§ Entries from a dataset of interfaces
◇ ◇ ◇

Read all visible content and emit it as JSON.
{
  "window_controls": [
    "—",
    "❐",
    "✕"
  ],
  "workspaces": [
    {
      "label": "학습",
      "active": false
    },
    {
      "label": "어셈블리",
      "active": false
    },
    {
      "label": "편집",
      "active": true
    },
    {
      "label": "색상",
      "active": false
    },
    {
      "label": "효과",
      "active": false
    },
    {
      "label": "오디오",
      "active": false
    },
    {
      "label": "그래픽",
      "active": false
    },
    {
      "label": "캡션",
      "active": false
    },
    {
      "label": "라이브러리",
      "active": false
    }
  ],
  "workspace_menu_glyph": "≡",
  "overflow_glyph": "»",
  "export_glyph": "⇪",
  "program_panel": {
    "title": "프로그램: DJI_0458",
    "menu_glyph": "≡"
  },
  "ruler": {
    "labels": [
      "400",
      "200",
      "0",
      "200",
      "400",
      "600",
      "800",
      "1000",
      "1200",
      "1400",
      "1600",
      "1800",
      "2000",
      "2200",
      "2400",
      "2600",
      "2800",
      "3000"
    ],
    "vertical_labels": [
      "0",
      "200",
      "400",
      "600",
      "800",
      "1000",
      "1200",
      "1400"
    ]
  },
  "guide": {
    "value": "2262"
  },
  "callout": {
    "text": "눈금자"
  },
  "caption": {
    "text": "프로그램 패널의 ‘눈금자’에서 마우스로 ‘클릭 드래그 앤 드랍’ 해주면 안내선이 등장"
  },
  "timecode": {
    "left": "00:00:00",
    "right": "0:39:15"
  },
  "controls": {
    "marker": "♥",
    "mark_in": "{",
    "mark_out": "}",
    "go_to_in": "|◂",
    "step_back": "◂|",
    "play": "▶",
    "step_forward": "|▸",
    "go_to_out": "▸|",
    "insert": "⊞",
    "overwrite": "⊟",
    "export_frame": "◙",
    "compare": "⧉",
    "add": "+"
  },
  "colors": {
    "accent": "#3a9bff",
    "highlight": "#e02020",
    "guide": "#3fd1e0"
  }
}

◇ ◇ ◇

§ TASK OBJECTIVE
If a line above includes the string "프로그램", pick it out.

§ COMPLETED TASK
    "title": "프로그램: DJI_0458",
    "text": "프로그램 패널의 ‘눈금자’에서 마우스로 ‘클릭 드래그 앤 드랍’ 해주면 안내선이 등장"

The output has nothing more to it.